While he’s spent the past two to three years assembling various pieces of Pottery Barn furniture for our home, Rick’s not especially handy, either (but to be fair, given the fact that the instructions have all been in French, or written in English by someone who only speaks French, he hasn’t fared all that badly).

And most of the things he fixes around the house end up needing to get fixed from his fixes. Pretty much everything he touches costs us money.

Other than being a sports fanatic, Rick is really more Richie Cunningham than Fonzie, more Bob Denver than Bob Vila. Which is why it surprised me when he expressed interest in getting a grill, which we bought last weekend.

Even though there were only 90 minutes after we got home from the store before we were due to go to a movie, he started taking the grill parts out of the box immediately.

“I just want to see what’s in here,” he said.

He spread the pieces out in front of the house and then spent an hour or so organizing them into micro-piles. Then he gathered his tools and dove in headfirst. While I walked to the car to leave for the movie he still had a screwdriver in hand, determined to piece together as much of his new prized possession as possible before I drove away without him.

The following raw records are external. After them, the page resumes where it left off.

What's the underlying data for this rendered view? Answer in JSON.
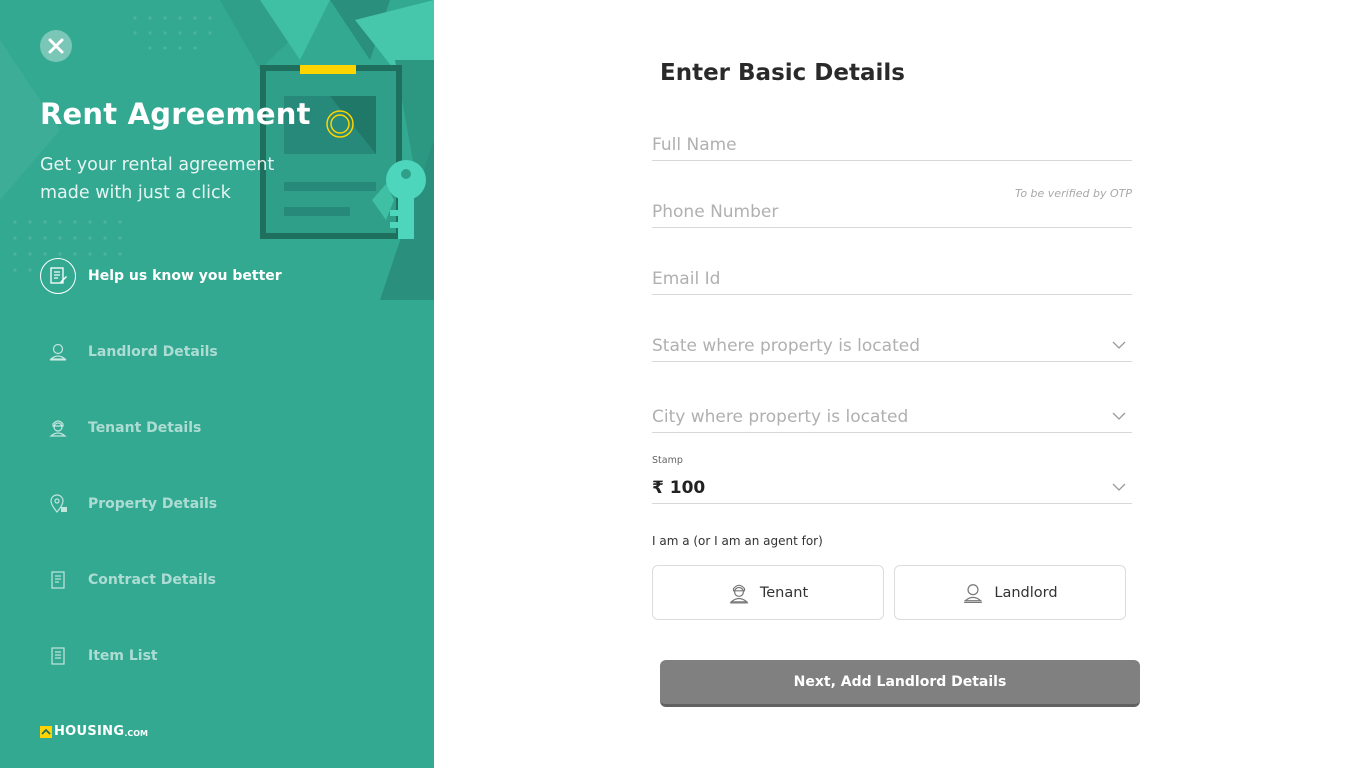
{
  "sidebar": {
    "title": "Rent Agreement",
    "subtitle": "Get your rental agreement made with just a click",
    "steps": [
      {
        "label": "Help us know you better",
        "icon": "form-icon",
        "current": true
      },
      {
        "label": "Landlord Details",
        "icon": "landlord-icon",
        "current": false
      },
      {
        "label": "Tenant Details",
        "icon": "tenant-icon",
        "current": false
      },
      {
        "label": "Property Details",
        "icon": "location-pin-icon",
        "current": false
      },
      {
        "label": "Contract Details",
        "icon": "document-icon",
        "current": false
      },
      {
        "label": "Item List",
        "icon": "list-icon",
        "current": false
      }
    ],
    "brand": {
      "name": "HOUSING",
      "tld": ".COM"
    }
  },
  "form": {
    "title": "Enter Basic Details",
    "full_name": {
      "placeholder": "Full Name",
      "value": ""
    },
    "phone": {
      "placeholder": "Phone Number",
      "value": "",
      "hint": "To be verified by OTP"
    },
    "email": {
      "placeholder": "Email Id",
      "value": ""
    },
    "state": {
      "placeholder": "State where property is located"
    },
    "city": {
      "placeholder": "City where property is located"
    },
    "stamp": {
      "label": "Stamp",
      "value": "₹ 100"
    },
    "role": {
      "label": "I am a (or I am an agent for)",
      "options": [
        {
          "label": "Tenant",
          "icon": "tenant-icon"
        },
        {
          "label": "Landlord",
          "icon": "landlord-icon"
        }
      ]
    },
    "next_button": "Next, Add Landlord Details"
  },
  "colors": {
    "sidebar_bg": "#33a992",
    "accent_yellow": "#ffd400",
    "button_disabled": "#808080"
  }
}
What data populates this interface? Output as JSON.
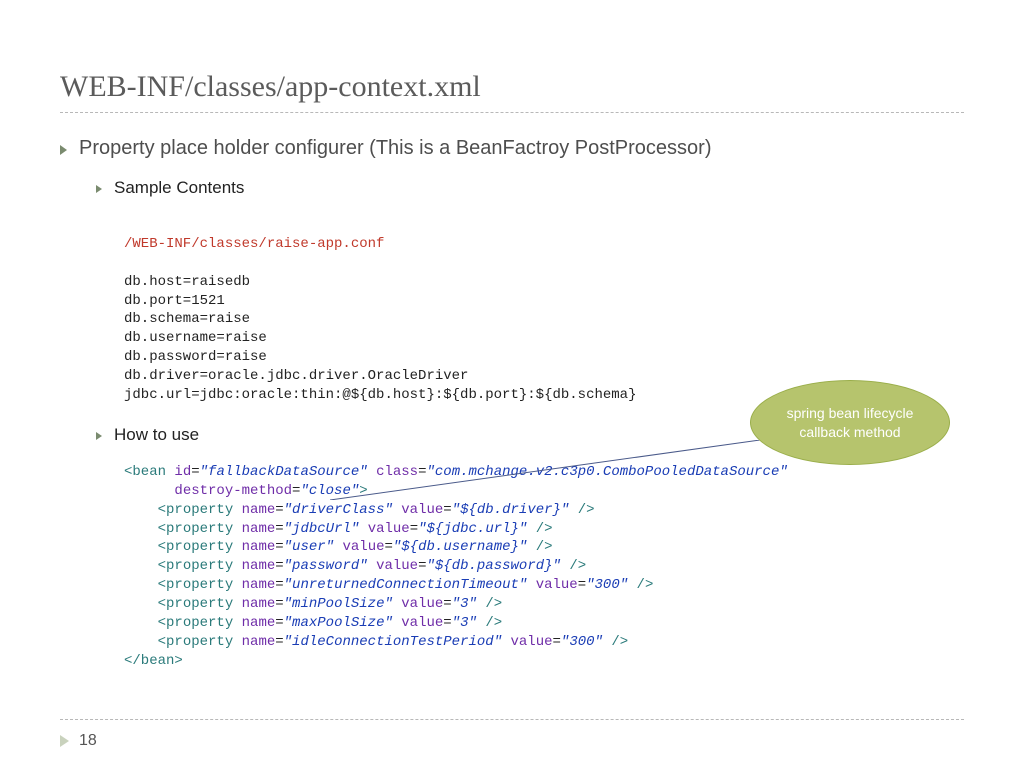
{
  "title": "WEB-INF/classes/app-context.xml",
  "bullet_main": "Property place holder configurer (This is a BeanFactroy PostProcessor)",
  "bullet_sample": "Sample Contents",
  "bullet_howto": "How to use",
  "conf_path": "/WEB-INF/classes/raise-app.conf",
  "conf_lines": [
    "db.host=raisedb",
    "db.port=1521",
    "db.schema=raise",
    "db.username=raise",
    "db.password=raise",
    "db.driver=oracle.jdbc.driver.OracleDriver",
    "jdbc.url=jdbc:oracle:thin:@${db.host}:${db.port}:${db.schema}"
  ],
  "bean_open": {
    "tag": "bean",
    "id_attr": "id",
    "id_val": "fallbackDataSource",
    "class_attr": "class",
    "class_val": "com.mchange.v2.c3p0.ComboPooledDataSource",
    "destroy_attr": "destroy-method",
    "destroy_val": "close"
  },
  "props": [
    {
      "name": "driverClass",
      "value": "${db.driver}"
    },
    {
      "name": "jdbcUrl",
      "value": "${jdbc.url}"
    },
    {
      "name": "user",
      "value": "${db.username}"
    },
    {
      "name": "password",
      "value": "${db.password}"
    },
    {
      "name": "unreturnedConnectionTimeout",
      "value": "300"
    },
    {
      "name": "minPoolSize",
      "value": "3"
    },
    {
      "name": "maxPoolSize",
      "value": "3"
    },
    {
      "name": "idleConnectionTestPeriod",
      "value": "300"
    }
  ],
  "bean_close": "bean",
  "prop_tag": "property",
  "name_attr": "name",
  "value_attr": "value",
  "callout": "spring bean lifecycle callback method",
  "page_num": "18"
}
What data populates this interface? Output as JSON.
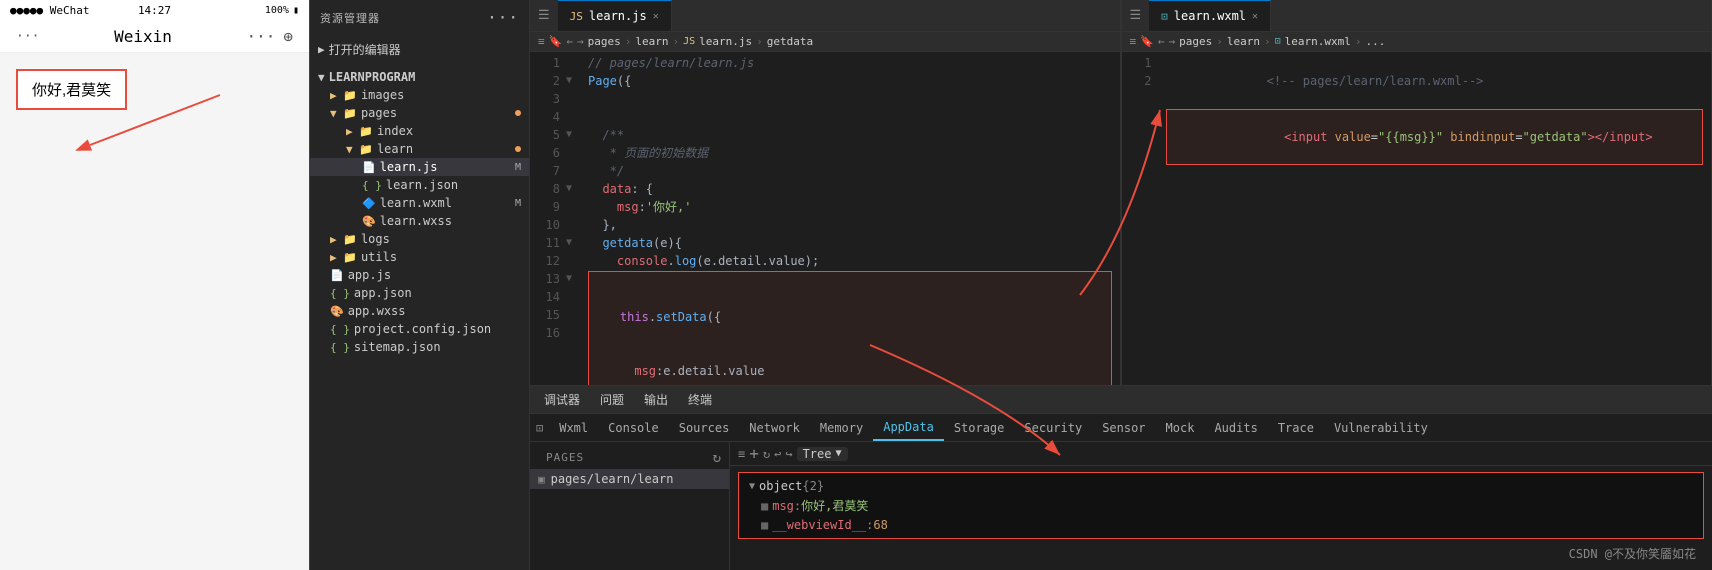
{
  "phone": {
    "status": {
      "carrier": "●●●●● WeChat",
      "time": "14:27",
      "battery": "100%",
      "battery_icon": "▮"
    },
    "nav": {
      "title": "Weixin",
      "back_icon": "···",
      "more_icon": "⊕"
    },
    "content": {
      "greeting": "你好,君莫笑"
    }
  },
  "explorer": {
    "header": "资源管理器",
    "open_editors": "打开的编辑器",
    "project": "LEARNPROGRAM",
    "tree": [
      {
        "label": "images",
        "type": "folder",
        "indent": 1
      },
      {
        "label": "pages",
        "type": "folder",
        "indent": 1,
        "badge": "dot"
      },
      {
        "label": "index",
        "type": "folder",
        "indent": 2
      },
      {
        "label": "learn",
        "type": "folder",
        "indent": 2,
        "badge": "dot"
      },
      {
        "label": "learn.js",
        "type": "js",
        "indent": 3,
        "badge": "M",
        "active": true
      },
      {
        "label": "learn.json",
        "type": "json",
        "indent": 3
      },
      {
        "label": "learn.wxml",
        "type": "wxml",
        "indent": 3,
        "badge": "M"
      },
      {
        "label": "learn.wxss",
        "type": "wxss",
        "indent": 3
      },
      {
        "label": "logs",
        "type": "folder",
        "indent": 1
      },
      {
        "label": "utils",
        "type": "folder",
        "indent": 1
      },
      {
        "label": "app.js",
        "type": "js",
        "indent": 1
      },
      {
        "label": "app.json",
        "type": "json",
        "indent": 1
      },
      {
        "label": "app.wxss",
        "type": "wxss",
        "indent": 1
      },
      {
        "label": "project.config.json",
        "type": "json",
        "indent": 1
      },
      {
        "label": "sitemap.json",
        "type": "json",
        "indent": 1
      }
    ]
  },
  "editor_left": {
    "tab": "learn.js",
    "breadcrumb": "pages > learn > learn.js > getdata",
    "header_comment": "// pages/learn/learn.js",
    "lines": [
      {
        "num": 1,
        "code": "// pages/learn/learn.js"
      },
      {
        "num": 2,
        "code": "Page({"
      },
      {
        "num": 3,
        "code": ""
      },
      {
        "num": 4,
        "code": ""
      },
      {
        "num": 5,
        "code": "  /**"
      },
      {
        "num": 6,
        "code": "   * 页面的初始数据"
      },
      {
        "num": 7,
        "code": "   */"
      },
      {
        "num": 8,
        "code": "  data: {"
      },
      {
        "num": 9,
        "code": "    msg:'你好,'"
      },
      {
        "num": 10,
        "code": "  },"
      },
      {
        "num": 11,
        "code": "  getdata(e){"
      },
      {
        "num": 12,
        "code": "    console.log(e.detail.value);"
      },
      {
        "num": 13,
        "code": "    this.setData({"
      },
      {
        "num": 14,
        "code": "      msg:e.detail.value"
      },
      {
        "num": 15,
        "code": "    })"
      },
      {
        "num": 16,
        "code": "  }"
      }
    ]
  },
  "editor_right": {
    "tab": "learn.wxml",
    "breadcrumb": "pages > learn > learn.wxml > ...",
    "lines": [
      {
        "num": 1,
        "code": "<!-- pages/learn/learn.wxml-->"
      },
      {
        "num": 2,
        "code": "<input value=\"{{msg}}\" bindinput=\"getdata\"></input>"
      }
    ]
  },
  "debug": {
    "toolbar_items": [
      "调试器",
      "问题",
      "输出",
      "终端"
    ],
    "tabs": [
      "Wxml",
      "Console",
      "Sources",
      "Network",
      "Memory",
      "AppData",
      "Storage",
      "Security",
      "Sensor",
      "Mock",
      "Audits",
      "Trace",
      "Vulnerability"
    ],
    "active_tab": "AppData",
    "pages_header": "Pages",
    "pages": [
      {
        "label": "pages/learn/learn",
        "active": true
      }
    ],
    "tree_label": "Tree",
    "data": {
      "type": "object",
      "count": 2,
      "fields": [
        {
          "key": "msg",
          "value": "你好,君莫笑"
        },
        {
          "key": "__webviewId__",
          "value": "68"
        }
      ]
    }
  },
  "watermark": "CSDN @不及你笑靥如花"
}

The next morning he was up at 7 and back outside immediately. In his pajamas and slippers, with a pot of coffee by his side, he stayed with the grill for a good five hours before it stood on its own, the first flames licking the air as sweetly as the smell of honeysuckle on a warm summer night.

He spent most of the rest of the day staring at the grill with deep pride and admiration, inspecting it from every angle, pointing out its best features ” again ” whenever he could get me to go outside (apparently all of its features are its best, so narrowing the list down to just a few proved to be challenging). Our neighbors (the men, anyway) stopped over one by one to pat Rick on the back and congratulate him on a grill well done (ahem).

He fired it up early in the evening for an inaugural meal of steak and shrimp. With every bite during dinner he explained his meat-marinating process, the spices used on the shrimp and how often the steaks and skewers were rotated to achieve pink perfection. The man who has a solid history of boiling mac and cheese beyond recognition had turned into a Cordon Bleu valedictorian within hours.

After dinner he voluntarily washed the dishes. I watched in awe as my husband ” the same one who regularly jams the food-stuck All-Clad copper-core pots and pans in the dishwasher without giving them a rinse or a second thought ” washed, scrubbed and polished by hand his LSU grill set and then gently nestled the tools back into their stainless-steel briefcase.

Two nights later he was back at the grill, delicately slicing the skin off the salmon so it could be cooked on both sides. He peeled back the husks on the corn ears to remove their silky strands and then wrapped them up again so they, too, could experience the 360-degree love on the three-burner goddess. The next meal plan was for hot dogs (not every night will be gourmet, he explained), to be boiled in a pot on the side burner and then split down the middle and grilled flat to realize the classic all-American dinner. Organic vegetarian chili, also cooked on the side burner, served with shredded Colby and Monterey Jack cheese, would be an optional side dish.

Then he channel-surfed his way over to Giada De Laurentiis, Bobby Flay, Paula Deen and the rest of the Food Network gang as they displayed their grilling chops (ahem, again) in South Beach, Fla. Rick took mental notes on the pork tenderloin with spicy chile-coconut tomato salad and Hawaiian beef teriyaki.

“Which do you want me to make tomorrow night? How about Sunday night? I can make the teriyaki next week, if that works for you.”

He might not be able to rebuild a carburetor or caulk a shower, but he also doesn’t spit, gamble, drink excessively (much), cuss (much) or watch hockey (thank God). And he came with me to see the “Sex and the City” movie last night and even offered to take me for a pre-show cosmopolitan (God bless him). Who needs a guy’s guy when you have one who’s just happy to grill?